With microbrew enthusiasm taking over most of the Western world and beer coming into its own as a "foodie" tipple, craft brews are taking more and more inspiration from the garden, orchard, spice cupboard and even the sea. Flavor combinations you would have only seen on a plate five years ago are now on tap – or in the bottle. Some are more drinkable than others, but you've got to love the experimental bent of these food-inspired brews.
Well into their second decade as a supermarket staple , these are often sneered at as "beer for girls," but plenty of men will enjoy a Pyramid Apricot Ale or Samuel Adams Cherry Wheat on a hot summer day when his friends aren't around to judge him. And limited-edition beers like Samuel Smith Organic Strawberry and Shipyard Smashed Blueberry win rave reviews even from the avid amateur critics on BeerAdvocate.com comment boards.

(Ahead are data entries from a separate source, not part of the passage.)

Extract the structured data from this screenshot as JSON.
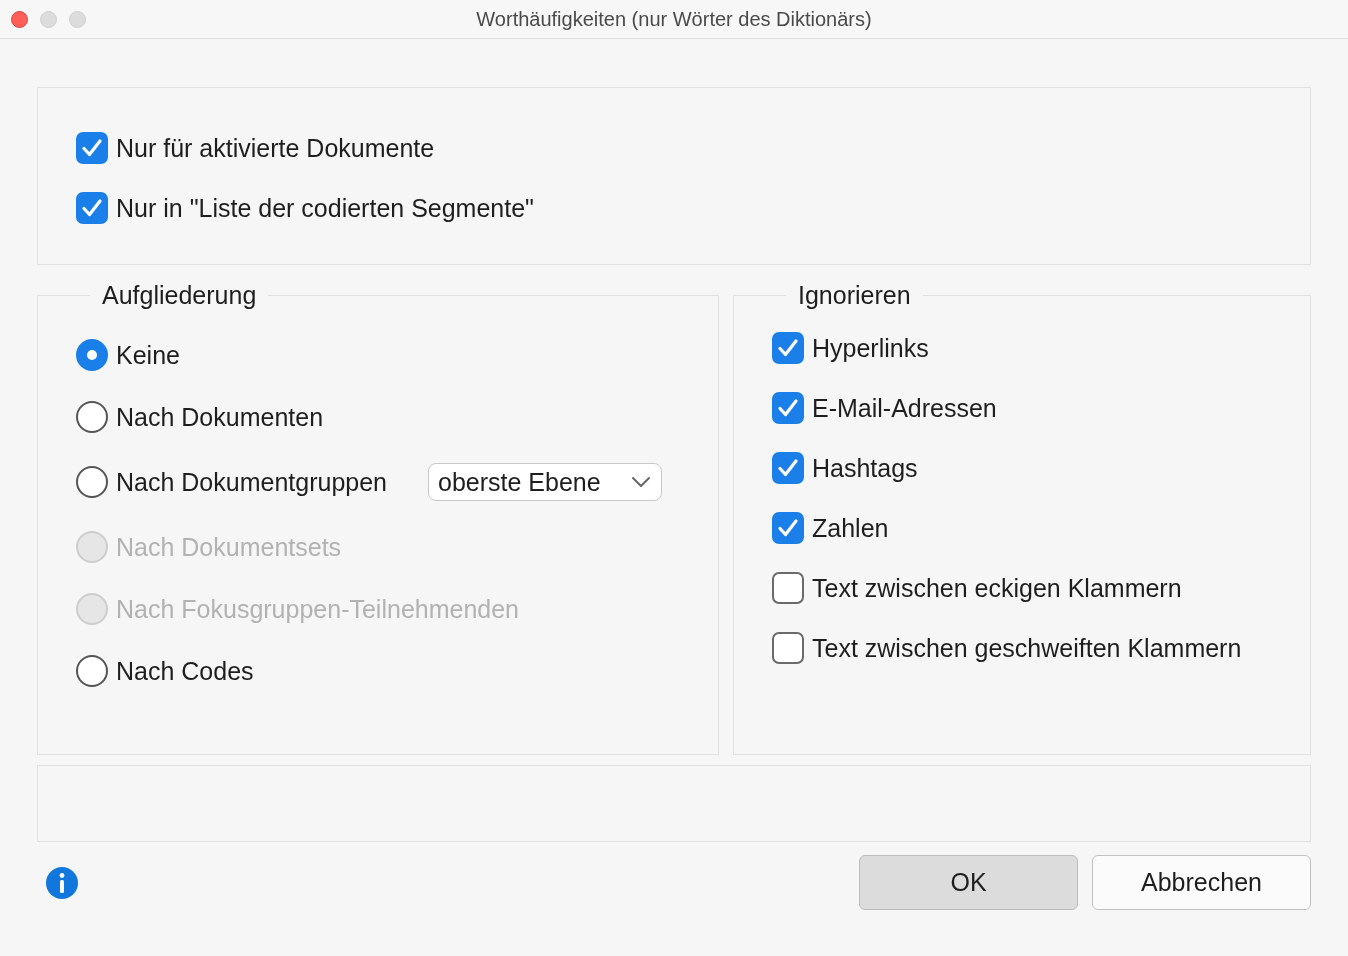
{
  "window": {
    "title": "Worthäufigkeiten (nur Wörter des Diktionärs)"
  },
  "top_options": [
    {
      "label": "Nur für aktivierte Dokumente",
      "checked": true
    },
    {
      "label": "Nur in \"Liste der codierten Segmente\"",
      "checked": true
    }
  ],
  "breakdown": {
    "title": "Aufgliederung",
    "options": [
      {
        "label": "Keine",
        "selected": true,
        "disabled": false
      },
      {
        "label": "Nach Dokumenten",
        "selected": false,
        "disabled": false
      },
      {
        "label": "Nach Dokumentgruppen",
        "selected": false,
        "disabled": false,
        "dropdown": {
          "value": "oberste Ebene"
        }
      },
      {
        "label": "Nach Dokumentsets",
        "selected": false,
        "disabled": true
      },
      {
        "label": "Nach Fokusgruppen-Teilnehmenden",
        "selected": false,
        "disabled": true
      },
      {
        "label": "Nach Codes",
        "selected": false,
        "disabled": false
      }
    ]
  },
  "ignore": {
    "title": "Ignorieren",
    "options": [
      {
        "label": "Hyperlinks",
        "checked": true
      },
      {
        "label": "E-Mail-Adressen",
        "checked": true
      },
      {
        "label": "Hashtags",
        "checked": true
      },
      {
        "label": "Zahlen",
        "checked": true
      },
      {
        "label": "Text zwischen eckigen Klammern",
        "checked": false
      },
      {
        "label": "Text zwischen geschweiften Klammern",
        "checked": false
      }
    ]
  },
  "buttons": [
    {
      "label": "OK",
      "kind": "default"
    },
    {
      "label": "Abbrechen",
      "kind": "normal"
    }
  ]
}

Heat-seeking eat feats are all the rage among a certain type of adventurous foodie, so it's no wonder that people have started incorporating chiles into beer as well. In New Mexico, where locals proudly eat green chile with absolutely everything (burgers, pizza, breakfast, chiles on other chiles) Taos Green Chile Beer from Eske's Brew Pub is available in many establishments including the Albuquerque airport.
People who want a little more zing need to look – and this is admittedly a surprise – outside the Southwest. The Tri-Pepper Pilsener by Great Dane Pub & Brewing Company in Wisconsin and the Jalapeno Pepper Ale are two heat-seeking beers from the Great Lakes region. Rogue Ales in Oregon puts out a Chipotle Ale in spring. But the fieriest of all may be the Ghost Face Killah, coming out of Twisted Pine Brewing in Colorado. Six chile peppers go into this wheat-based brew, including the Scoville scale-topping Ghost Pepper.
Always out to turn heads with its irreverent but culturally savvy branding, Rogue got a lot of attention for its Voodoo Doughnut Maple Bacon Ale. Not all of it was positive; in fact a lot of people swore this was proof that the bacon-and-sweets pairing combo had jumped the shark. But among beer drinkers, there's a contingent who enjoy this smoky-sweet-bacony brew…and its distinctive candy pink bottle too!
Slightly less outrageous than Rogue's foray into breakfast-food beers is the UK's Wells Banana Bread Beer. It's limited production but definitely not a gimmick, and gets fairly steady ratings as a better-than-average beer – which indeed tastes remarkably similar to banana bread.
The granddaddy of all breakfast beers, though, is the oatmeal stout. This beer style has its roots in medieval times. The earliest labeled bottle of oatmeal stout used porridge oats in the brewing process, underscoring the popular opinion that it was an acceptable breakfast food. Sadly, we now know better. Modern oatmeal stout is a dark beer-lover's favorite for its body, and smooth mouth feel. We have Samuel Smith's to thank for bringing it to grocery store shelves and inspiring many young microbrewers to try their own version.
When done well, beers can incorporate all sorts of ice-cream-and-cakey flavors and still turn out well balanced and delicious. Chocolate stout is the style that seduces most people into the dessert beer world. It's dark, and rich, and many breweries including Rogue, Samuel Smith, Harpoon and Young's have perfected their own version of it.
Beers on the vanilla end of the spectrum are also worth seeking out – and in fact, you may have to do some seeking, because most places tend to whip up vanilla porter on a whim (usually because they've acquired a few high-quality vanilla beans) and sell out very quickly. Vanilla Porter from Breckenridge Brew Pub and Stone Smoked Porter with Vanilla Bean are both readily available at specialty retailers year-round.
The piece de resistance among dessert brews might be Shorts Carrot Cake beer out of Bellaire, Mich. It doesn't seem like an obvious winner, but critics and fans agree it's spicy, sweet, rich, and gets the carrot cake flavor right on the nose…yes, even the icing.
And In a Category All Its Own…
Here's a seafoody secret that dark beer connoisseurs have been onto for a hundred years : Oyster stout is a palate-pleaser. A handful of oyster shells (or whole oysters) dropped into a brew batch adds a subtle yet yummy marine undertone—perfectly complementary to stout. Domestically, Abita uses freshly shucked local oysters in its Imperial Louisiana Oyster Stout. 21st Amendment Brewery in San Francisco uses Hog Island sweetwater oyster shells to make its Marooned on Hog Island stout.